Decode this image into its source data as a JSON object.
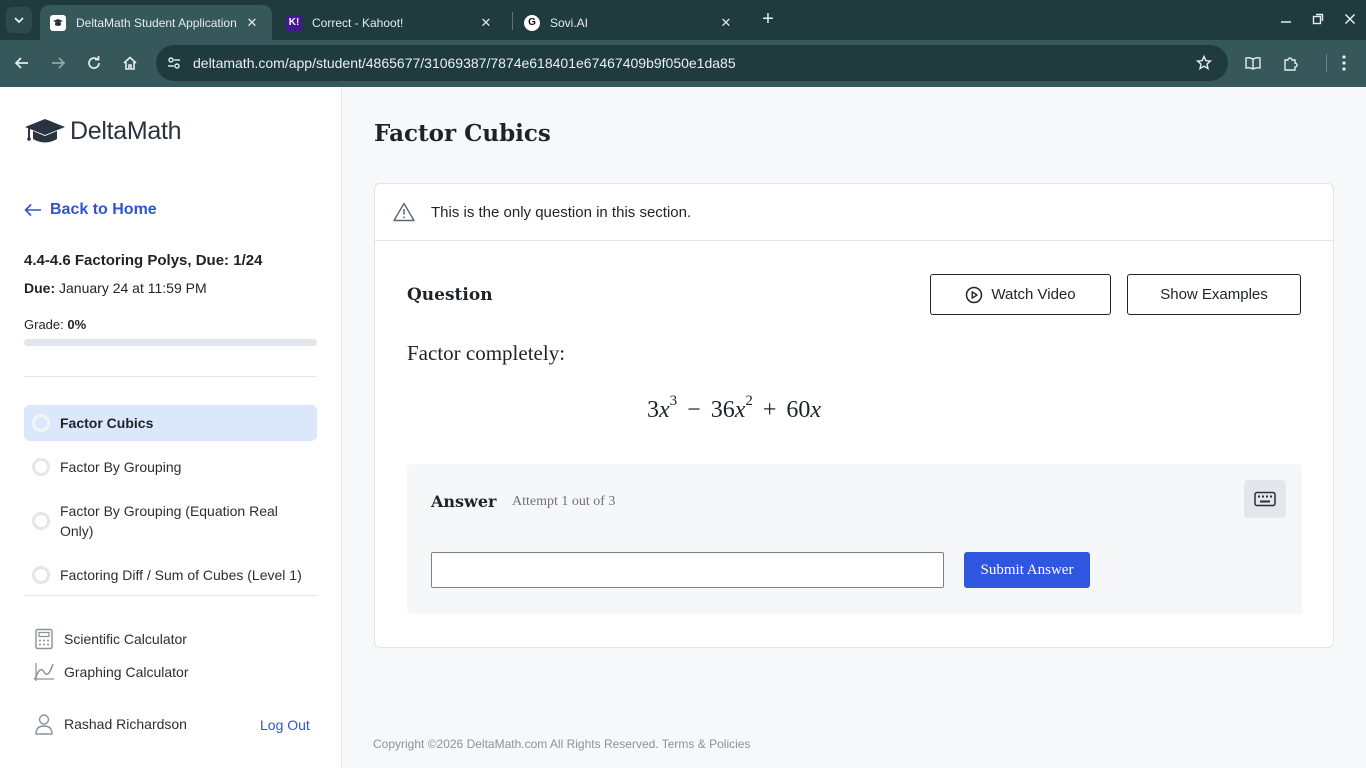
{
  "browser": {
    "tabs": [
      {
        "title": "DeltaMath Student Application",
        "active": true,
        "favicon": "deltamath-favicon"
      },
      {
        "title": "Correct - Kahoot!",
        "active": false,
        "favicon": "kahoot-favicon",
        "favicon_text": "K!"
      },
      {
        "title": "Sovi.AI",
        "active": false,
        "favicon": "sovi-favicon",
        "favicon_text": "G"
      }
    ],
    "url": "deltamath.com/app/student/4865677/31069387/7874e618401e67467409b9f050e1da85",
    "chrome_colors": {
      "tabbar": "#1f3b3e",
      "toolbar": "#36585a"
    }
  },
  "sidebar": {
    "logo_text": "DeltaMath",
    "back_label": "Back to Home",
    "assignment_title": "4.4-4.6 Factoring Polys, Due: 1/24",
    "due_label": "Due:",
    "due_value": "January 24 at 11:59 PM",
    "grade_label": "Grade:",
    "grade_value": "0%",
    "grade_progress": 0,
    "problems": [
      {
        "label": "Factor Cubics",
        "active": true
      },
      {
        "label": "Factor By Grouping",
        "active": false
      },
      {
        "label": "Factor By Grouping (Equation Real Only)",
        "active": false
      },
      {
        "label": "Factoring Diff / Sum of Cubes (Level 1)",
        "active": false
      }
    ],
    "tools": [
      {
        "label": "Scientific Calculator",
        "icon": "calculator-icon"
      },
      {
        "label": "Graphing Calculator",
        "icon": "graph-icon"
      }
    ],
    "user_name": "Rashad Richardson",
    "logout_label": "Log Out"
  },
  "main": {
    "page_title": "Factor Cubics",
    "notice_text": "This is the only question in this section.",
    "question_label": "Question",
    "watch_video_label": "Watch Video",
    "show_examples_label": "Show Examples",
    "prompt": "Factor completely:",
    "expression": {
      "c1": "3",
      "v1": "x",
      "e1": "3",
      "op1": "−",
      "c2": "36",
      "v2": "x",
      "e2": "2",
      "op2": "+",
      "c3": "60",
      "v3": "x"
    },
    "answer_label": "Answer",
    "attempt_text": "Attempt 1 out of 3",
    "answer_value": "",
    "submit_label": "Submit Answer",
    "footer_text": "Copyright ©2026 DeltaMath.com All Rights Reserved. Terms & Policies"
  },
  "colors": {
    "accent_blue": "#2f56c9",
    "submit_blue": "#2f56e0",
    "active_row": "#dbe7fb"
  }
}
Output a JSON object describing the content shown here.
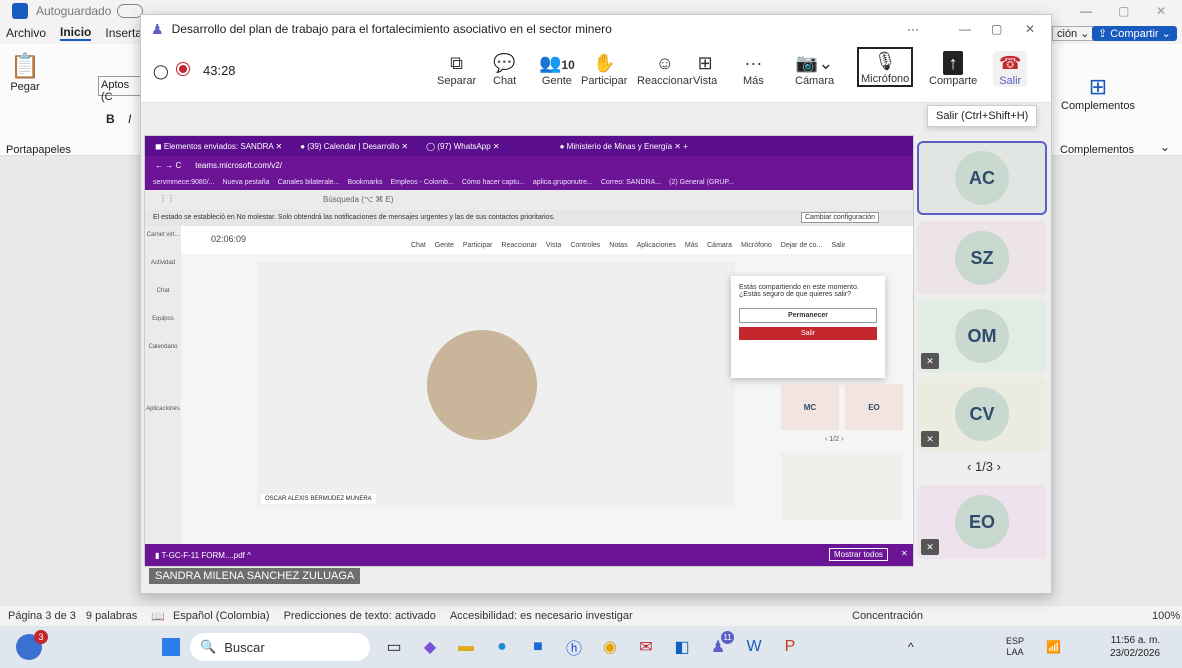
{
  "word": {
    "autosave": "Autoguardado",
    "menu": [
      "Archivo",
      "Inicio",
      "Inserta"
    ],
    "font_name": "Aptos (C",
    "paste_label": "Pegar",
    "clipboard_group": "Portapapeles",
    "edit_mode": "ción",
    "share_label": "Compartir",
    "addins": "Complementos",
    "addins_group": "Complementos",
    "status": {
      "page": "Página 3 de 3",
      "words": "9 palabras",
      "language": "Español (Colombia)",
      "predictions": "Predicciones de texto: activado",
      "accessibility": "Accesibilidad: es necesario investigar",
      "focus": "Concentración",
      "zoom": "100%"
    }
  },
  "teams": {
    "title": "Desarrollo del plan de trabajo para el fortalecimiento asociativo en el sector minero",
    "timer": "43:28",
    "people_count": "10",
    "toolbar": [
      "Separar",
      "Chat",
      "Gente",
      "Participar",
      "Reaccionar",
      "Vista",
      "Más",
      "Cámara",
      "Micrófono",
      "Comparte",
      "Salir"
    ],
    "tooltip": "Salir (Ctrl+Shift+H)",
    "presenter_name": "SANDRA MILENA SANCHEZ ZULUAGA",
    "participants": [
      "AC",
      "SZ",
      "OM",
      "CV",
      "EO"
    ],
    "page_indicator": "1/3"
  },
  "browser": {
    "tabs": [
      "Elementos enviados: SANDRA",
      "(39) Calendar | Desarrollo",
      "(97) WhatsApp",
      "Ministerio de Minas y Energía"
    ],
    "url": "teams.microsoft.com/v2/",
    "bookmarks": [
      "servmmece:9080/...",
      "Nueva pestaña",
      "Canales bilaterale...",
      "Bookmarks",
      "Empleos - Colomb...",
      "Cómo hacer captu...",
      "aplica.gruponutre...",
      "Correo: SANDRA...",
      "(2) General (GRUP..."
    ],
    "search_placeholder": "Búsqueda (⌥ ⌘ E)",
    "dnd_notice": "El estado se estableció en No molestar. Solo obtendrá las notificaciones de mensajes urgentes y las de sus contactos prioritarios.",
    "change_settings": "Cambiar configuración",
    "inner_timer": "02:06:09",
    "inner_people": "10",
    "inner_toolbar": [
      "Chat",
      "Gente",
      "Participar",
      "Reaccionar",
      "Vista",
      "Controles",
      "Notas",
      "Aplicaciones",
      "Más",
      "Cámara",
      "Micrófono",
      "Dejar de co...",
      "Salir"
    ],
    "left_rail": [
      "Carnet virt...",
      "Actividad",
      "Chat",
      "Equipos",
      "Calendario",
      "Aplicaciones"
    ],
    "activity_badge": "1",
    "chat_badge": "7",
    "speaker_name": "OSCAR ALEXIS BERMUDEZ MUNERA",
    "leave_prompt": "Estás compartiendo en este momento. ¿Estás seguro de que quieres salir?",
    "stay_button": "Permanecer",
    "leave_button": "Salir",
    "mini_tiles": [
      "MC",
      "EO"
    ],
    "mini_page": "1/2",
    "download_file": "T-GC-F-11 FORM....pdf",
    "show_all": "Mostrar todos"
  },
  "taskbar": {
    "search": "Buscar",
    "notif_badge": "3",
    "teams_badge": "11",
    "lang": "ESP",
    "lang2": "LAA",
    "time": "11:56 a. m.",
    "date": "23/02/2026"
  },
  "colors": {
    "purple": "#6b1596",
    "red": "#c4262e",
    "word_blue": "#185abd"
  }
}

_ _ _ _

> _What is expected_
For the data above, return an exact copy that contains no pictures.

> _Solved problem_
Decode this image into its source data as a JSON object.
{
  "browser": {
    "tabs": [
      {
        "title": "DeltaMath Student Application",
        "active": true,
        "favicon": "deltamath-favicon"
      },
      {
        "title": "Correct - Kahoot!",
        "active": false,
        "favicon": "kahoot-favicon",
        "favicon_text": "K!"
      },
      {
        "title": "Sovi.AI",
        "active": false,
        "favicon": "sovi-favicon",
        "favicon_text": "G"
      }
    ],
    "url": "deltamath.com/app/student/4865677/31069387/7874e618401e67467409b9f050e1da85",
    "chrome_colors": {
      "tabbar": "#1f3b3e",
      "toolbar": "#36585a"
    }
  },
  "sidebar": {
    "logo_text": "DeltaMath",
    "back_label": "Back to Home",
    "assignment_title": "4.4-4.6 Factoring Polys, Due: 1/24",
    "due_label": "Due:",
    "due_value": "January 24 at 11:59 PM",
    "grade_label": "Grade:",
    "grade_value": "0%",
    "grade_progress": 0,
    "problems": [
      {
        "label": "Factor Cubics",
        "active": true
      },
      {
        "label": "Factor By Grouping",
        "active": false
      },
      {
        "label": "Factor By Grouping (Equation Real Only)",
        "active": false
      },
      {
        "label": "Factoring Diff / Sum of Cubes (Level 1)",
        "active": false
      }
    ],
    "tools": [
      {
        "label": "Scientific Calculator",
        "icon": "calculator-icon"
      },
      {
        "label": "Graphing Calculator",
        "icon": "graph-icon"
      }
    ],
    "user_name": "Rashad Richardson",
    "logout_label": "Log Out"
  },
  "main": {
    "page_title": "Factor Cubics",
    "notice_text": "This is the only question in this section.",
    "question_label": "Question",
    "watch_video_label": "Watch Video",
    "show_examples_label": "Show Examples",
    "prompt": "Factor completely:",
    "expression": {
      "c1": "3",
      "v1": "x",
      "e1": "3",
      "op1": "−",
      "c2": "36",
      "v2": "x",
      "e2": "2",
      "op2": "+",
      "c3": "60",
      "v3": "x"
    },
    "answer_label": "Answer",
    "attempt_text": "Attempt 1 out of 3",
    "answer_value": "",
    "submit_label": "Submit Answer",
    "footer_text": "Copyright ©2026 DeltaMath.com All Rights Reserved. Terms & Policies"
  },
  "colors": {
    "accent_blue": "#2f56c9",
    "submit_blue": "#2f56e0",
    "active_row": "#dbe7fb"
  }
}
Output a JSON object describing the content shown here.
{
  "word": {
    "autosave": "Autoguardado",
    "menu": [
      "Archivo",
      "Inicio",
      "Inserta"
    ],
    "font_name": "Aptos (C",
    "paste_label": "Pegar",
    "clipboard_group": "Portapapeles",
    "edit_mode": "ción",
    "share_label": "Compartir",
    "addins": "Complementos",
    "addins_group": "Complementos",
    "status": {
      "page": "Página 3 de 3",
      "words": "9 palabras",
      "language": "Español (Colombia)",
      "predictions": "Predicciones de texto: activado",
      "accessibility": "Accesibilidad: es necesario investigar",
      "focus": "Concentración",
      "zoom": "100%"
    }
  },
  "teams": {
    "title": "Desarrollo del plan de trabajo para el fortalecimiento asociativo en el sector minero",
    "timer": "43:28",
    "people_count": "10",
    "toolbar": [
      "Separar",
      "Chat",
      "Gente",
      "Participar",
      "Reaccionar",
      "Vista",
      "Más",
      "Cámara",
      "Micrófono",
      "Comparte",
      "Salir"
    ],
    "tooltip": "Salir (Ctrl+Shift+H)",
    "presenter_name": "SANDRA MILENA SANCHEZ ZULUAGA",
    "participants": [
      "AC",
      "SZ",
      "OM",
      "CV",
      "EO"
    ],
    "page_indicator": "1/3"
  },
  "browser": {
    "tabs": [
      "Elementos enviados: SANDRA",
      "(39) Calendar | Desarrollo",
      "(97) WhatsApp",
      "Ministerio de Minas y Energía"
    ],
    "url": "teams.microsoft.com/v2/",
    "bookmarks": [
      "servmmece:9080/...",
      "Nueva pestaña",
      "Canales bilaterale...",
      "Bookmarks",
      "Empleos - Colomb...",
      "Cómo hacer captu...",
      "aplica.gruponutre...",
      "Correo: SANDRA...",
      "(2) General (GRUP..."
    ],
    "search_placeholder": "Búsqueda (⌥ ⌘ E)",
    "dnd_notice": "El estado se estableció en No molestar. Solo obtendrá las notificaciones de mensajes urgentes y las de sus contactos prioritarios.",
    "change_settings": "Cambiar configuración",
    "inner_timer": "02:06:09",
    "inner_people": "10",
    "inner_toolbar": [
      "Chat",
      "Gente",
      "Participar",
      "Reaccionar",
      "Vista",
      "Controles",
      "Notas",
      "Aplicaciones",
      "Más",
      "Cámara",
      "Micrófono",
      "Dejar de co...",
      "Salir"
    ],
    "left_rail": [
      "Carnet virt...",
      "Actividad",
      "Chat",
      "Equipos",
      "Calendario",
      "Aplicaciones"
    ],
    "activity_badge": "1",
    "chat_badge": "7",
    "speaker_name": "OSCAR ALEXIS BERMUDEZ MUNERA",
    "leave_prompt": "Estás compartiendo en este momento. ¿Estás seguro de que quieres salir?",
    "stay_button": "Permanecer",
    "leave_button": "Salir",
    "mini_tiles": [
      "MC",
      "EO"
    ],
    "mini_page": "1/2",
    "download_file": "T-GC-F-11 FORM....pdf",
    "show_all": "Mostrar todos"
  },
  "taskbar": {
    "search": "Buscar",
    "notif_badge": "3",
    "teams_badge": "11",
    "lang": "ESP",
    "lang2": "LAA",
    "time": "11:56 a. m.",
    "date": "23/02/2026"
  },
  "colors": {
    "purple": "#6b1596",
    "red": "#c4262e",
    "word_blue": "#185abd"
  }
}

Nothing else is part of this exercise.